Published March 22, 2004
PricewaterhouseCoopers has pumped up its presence at this week's The Players Championship, one of the top events on the PGA Tour, with a major media and hospitality package.
While the event does not seek a title sponsor, PricewaterhouseCoopers will have an expanded presence at the tournament in a strategy reminiscent of the ones employed by Cadillac and The Travelers during their long-term associations with Augusta National and the Masters.
PwC is expanding its hospitality, on-course media role with skybox on the 18th green.
In addition, PricewaterhouseCoopers has underwritten all of the on-course print media, including the event program, the spectator guide and the daily pairings sheet. Usually filled with ads of all sizes from myriad sponsors and suppliers, the media is now ad-free except for a few PwC pages.
Tournament executive director Brian Goin would not specify the company's cash outlay but said it is "at least mid-six figures" per year over a multiyear term.
He said the tournament wants to cultivate two such sponsors to be intimately associated with the event, which — like golf's four majors — does not have a title sponsor and won't ever, according to Goin. The event is owned and operated by the PGA Tour.

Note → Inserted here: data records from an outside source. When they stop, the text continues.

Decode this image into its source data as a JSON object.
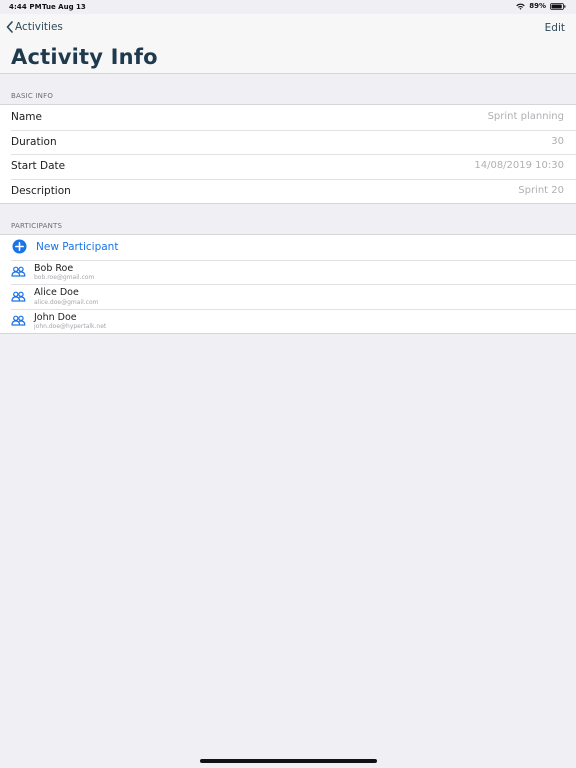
{
  "status_bar": {
    "time": "4:44 PM",
    "date": "Tue Aug 13",
    "battery_percent": "89%",
    "battery_level": 0.89
  },
  "nav": {
    "back_label": "Activities",
    "edit_label": "Edit",
    "title": "Activity Info"
  },
  "basic_info": {
    "header": "BASIC INFO",
    "rows": [
      {
        "label": "Name",
        "value": "Sprint planning"
      },
      {
        "label": "Duration",
        "value": "30"
      },
      {
        "label": "Start Date",
        "value": "14/08/2019 10:30"
      },
      {
        "label": "Description",
        "value": "Sprint 20"
      }
    ]
  },
  "participants": {
    "header": "PARTICIPANTS",
    "new_label": "New Participant",
    "items": [
      {
        "name": "Bob Roe",
        "email": "bob.roe@gmail.com"
      },
      {
        "name": "Alice Doe",
        "email": "alice.doe@gmail.com"
      },
      {
        "name": "John Doe",
        "email": "john.doe@hypertalk.net"
      }
    ]
  },
  "colors": {
    "accent": "#1a73e8",
    "title": "#1f3a4c",
    "background": "#efeff4"
  }
}
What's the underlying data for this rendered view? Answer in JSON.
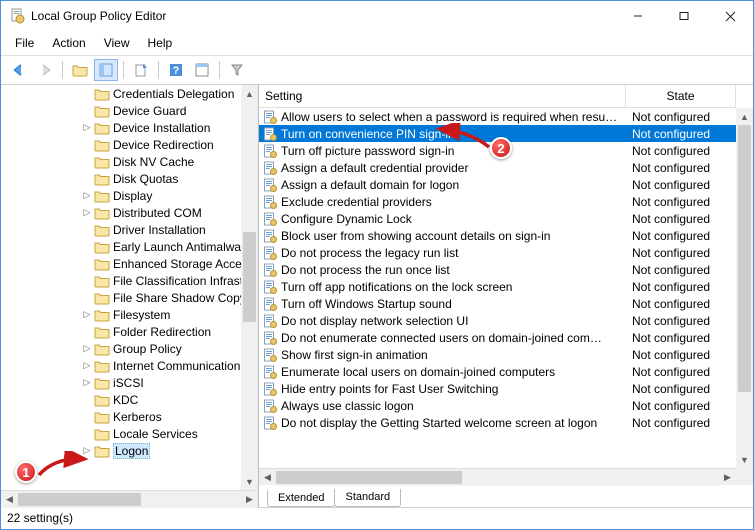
{
  "window": {
    "title": "Local Group Policy Editor"
  },
  "menu": {
    "file": "File",
    "action": "Action",
    "view": "View",
    "help": "Help"
  },
  "columns": {
    "setting": "Setting",
    "state": "State"
  },
  "tabs": {
    "extended": "Extended",
    "standard": "Standard"
  },
  "status": "22 setting(s)",
  "tree": [
    {
      "label": "Credentials Delegation"
    },
    {
      "label": "Device Guard"
    },
    {
      "label": "Device Installation"
    },
    {
      "label": "Device Redirection"
    },
    {
      "label": "Disk NV Cache"
    },
    {
      "label": "Disk Quotas"
    },
    {
      "label": "Display"
    },
    {
      "label": "Distributed COM"
    },
    {
      "label": "Driver Installation"
    },
    {
      "label": "Early Launch Antimalware"
    },
    {
      "label": "Enhanced Storage Access"
    },
    {
      "label": "File Classification Infrastruc"
    },
    {
      "label": "File Share Shadow Copy Pr"
    },
    {
      "label": "Filesystem"
    },
    {
      "label": "Folder Redirection"
    },
    {
      "label": "Group Policy"
    },
    {
      "label": "Internet Communication M"
    },
    {
      "label": "iSCSI"
    },
    {
      "label": "KDC"
    },
    {
      "label": "Kerberos"
    },
    {
      "label": "Locale Services"
    },
    {
      "label": "Logon",
      "selected": true
    }
  ],
  "settings": [
    {
      "label": "Allow users to select when a password is required when resu…",
      "state": "Not configured"
    },
    {
      "label": "Turn on convenience PIN sign-in",
      "state": "Not configured",
      "selected": true
    },
    {
      "label": "Turn off picture password sign-in",
      "state": "Not configured"
    },
    {
      "label": "Assign a default credential provider",
      "state": "Not configured"
    },
    {
      "label": "Assign a default domain for logon",
      "state": "Not configured"
    },
    {
      "label": "Exclude credential providers",
      "state": "Not configured"
    },
    {
      "label": "Configure Dynamic Lock",
      "state": "Not configured"
    },
    {
      "label": "Block user from showing account details on sign-in",
      "state": "Not configured"
    },
    {
      "label": "Do not process the legacy run list",
      "state": "Not configured"
    },
    {
      "label": "Do not process the run once list",
      "state": "Not configured"
    },
    {
      "label": "Turn off app notifications on the lock screen",
      "state": "Not configured"
    },
    {
      "label": "Turn off Windows Startup sound",
      "state": "Not configured"
    },
    {
      "label": "Do not display network selection UI",
      "state": "Not configured"
    },
    {
      "label": "Do not enumerate connected users on domain-joined com…",
      "state": "Not configured"
    },
    {
      "label": "Show first sign-in animation",
      "state": "Not configured"
    },
    {
      "label": "Enumerate local users on domain-joined computers",
      "state": "Not configured"
    },
    {
      "label": "Hide entry points for Fast User Switching",
      "state": "Not configured"
    },
    {
      "label": "Always use classic logon",
      "state": "Not configured"
    },
    {
      "label": "Do not display the Getting Started welcome screen at logon",
      "state": "Not configured"
    }
  ],
  "annotations": {
    "badge1": "1",
    "badge2": "2"
  }
}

The Players Championship is 31 years old, and Goin said organizers feel it now has the stature to attract a pair of long-term non-title sponsors that can benefit from being known as the event's top sponsors. He would not say whether a second such sponsorship is imminent.
Several other companies have stepped up their involvement with the event this year. PGA Tour sponsors Charles Schwab and Buick have taken large hospitality roles, with tents. Goin said tent prices start at $60,000. Fidelity National Financial has also come on as a first-time hospitality sponsor.
For Buick, the buy gives it a hospitality presence again at a PGA Tour event in the Southeast. It ceased being title sponsor of the Buick Challenge in Pine Mountain, Ga., after the 2002 season.
The tournament has grown financially in the past several years, giving $2 million to charity last year, up from $1.3 million in 2000. PGA Tour events are run as nonprofits and give earnings to charity. Goin said the event now sells 75 skyboxes that range from $24,000 to $40,000, up from 55 in 2000. And it sells 24 tents, up from 17. It had the highest purse of any event last year, $6.5 million.
In addition to its print media sponsorship and its hospitality venues at the 18th green, the 17th green, the 8th green and the junction of the 11th and 15th holes, PricewaterhouseCoopers will be involved in several events during tournament week, including an executive forum and corporate luncheon on Wednesday in support of the First Tee, a golf outreach initiative of the World Golf Foundation. Seven college freshmen who have won First Tee scholarships will attend the event.
Adrian Ornik, PricewaterhouseCoopers' director of U.S. markets, did not return a request for comment. PricewaterhouseCoopers is in its eighth year as the "official professional services firm" of the PGA Tour.